Today, Senator Amy Klobuchar (D-MN) introduced the Freedom to Vote Act (S. 2747), a bill to expand voting rights and reduce the influence of big money in politics. The bill is cosponsored by Senators Tim Kaine (D-VA), Angus King (I-ME), Joe Manchin (D-WV), Jeff Merkley (D-OR), Alex Padilla (D-CA), Jon Tester (D-MT), and Raphael Warnock (D-GA).

The bill includes several measures to address voter access and election administration. The bill would ensure that all voters could request a mail-in ballot, improve the delivery of election mail, and apply minimum standards to ensure drop boxes are available and accessible to all voters. Additionally, the legislation would implement automatic voter registration, make Election Day a federal holiday, allow same day voter registration, and expand early voting.

The bill also includes measures to improve election integrity through the protection of election records, infrastructure, and ballot tabulation. It would also task the Election Assistance Commission with developing training and recruitment programs for non-partisan election officials. The bill would prohibit partisan gerrymandering and would require super PACs and other organizations that spend money in elections to disclose donors.

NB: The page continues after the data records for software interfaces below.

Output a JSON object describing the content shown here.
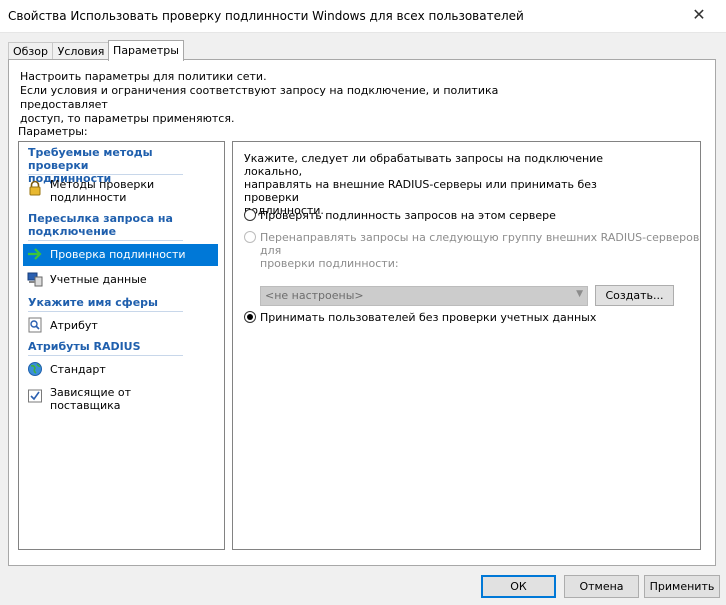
{
  "window": {
    "title": "Свойства Использовать проверку подлинности Windows для всех пользователей",
    "close_glyph": "✕"
  },
  "tabs": [
    {
      "label": "Обзор"
    },
    {
      "label": "Условия"
    },
    {
      "label": "Параметры"
    }
  ],
  "intro": {
    "line1": "Настроить параметры для политики сети.",
    "line2": "Если условия и ограничения соответствуют запросу на подключение, и политика предоставляет",
    "line3": "доступ, то параметры применяются."
  },
  "params_label": "Параметры:",
  "sidebar": {
    "sections": [
      {
        "title_line1": "Требуемые методы проверки",
        "title_line2": "подлинности"
      },
      {
        "title_line1": "Пересылка запроса на",
        "title_line2": "подключение"
      },
      {
        "title_line1": "Укажите имя сферы"
      },
      {
        "title_line1": "Атрибуты RADIUS"
      }
    ],
    "items": [
      {
        "line1": "Методы проверки",
        "line2": "подлинности",
        "icon": "lock-icon"
      },
      {
        "line1": "Проверка подлинности",
        "icon": "arrow-right-icon",
        "selected": true
      },
      {
        "line1": "Учетные данные",
        "icon": "computer-icon"
      },
      {
        "line1": "Атрибут",
        "icon": "magnifier-document-icon"
      },
      {
        "line1": "Стандарт",
        "icon": "globe-icon"
      },
      {
        "line1": "Зависящие от",
        "line2": "поставщика",
        "icon": "checkbox-document-icon"
      }
    ]
  },
  "content": {
    "description": {
      "line1": "Укажите, следует ли обрабатывать запросы на подключение локально,",
      "line2": "направлять на внешние RADIUS-серверы или принимать без проверки",
      "line3": "подлинности."
    },
    "options": [
      {
        "label": "Проверять подлинность запросов на этом сервере",
        "checked": false,
        "enabled": true
      },
      {
        "label_line1": "Перенаправлять запросы на следующую группу внешних RADIUS-серверов для",
        "label_line2": "проверки подлинности:",
        "checked": false,
        "enabled": false
      },
      {
        "label": "Принимать пользователей без проверки учетных данных",
        "checked": true,
        "enabled": true
      }
    ],
    "server_group_select": {
      "value": "<не настроены>",
      "enabled": false
    },
    "create_button": "Создать..."
  },
  "footer": {
    "ok": "ОК",
    "cancel": "Отмена",
    "apply": "Применить"
  },
  "colors": {
    "accent": "#0078d7",
    "section_title": "#1f5fad",
    "disabled_text": "#8c8c8c"
  }
}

“With the Freedom to Vote Act, the entire voting rights working group, including Senators Manchin and Merkley, is united behind legislation that will set basic national standards to make sure all Americans can cast their ballots in the way that works best for them, regardless of what zip code they live in,” Senator Klobuchar said. “This bill will ensure Americans can request a mail-in ballot, have at least 15 days of early voting, and can register to vote on Election Day.”

Overall, S. 2747 is a scaled-back, narrower voting rights package than the For the People Act (H.R. 1/S. 1), which passed in the House earlier this year but was blocked by Senate Republicans. The Freedom to Vote Act has the majority support; however, without the backing of any Republican Senators, it is unlikely to receive the 60 votes needed to bypass the Senate filibuster. NALC will continue to monitor this legislation.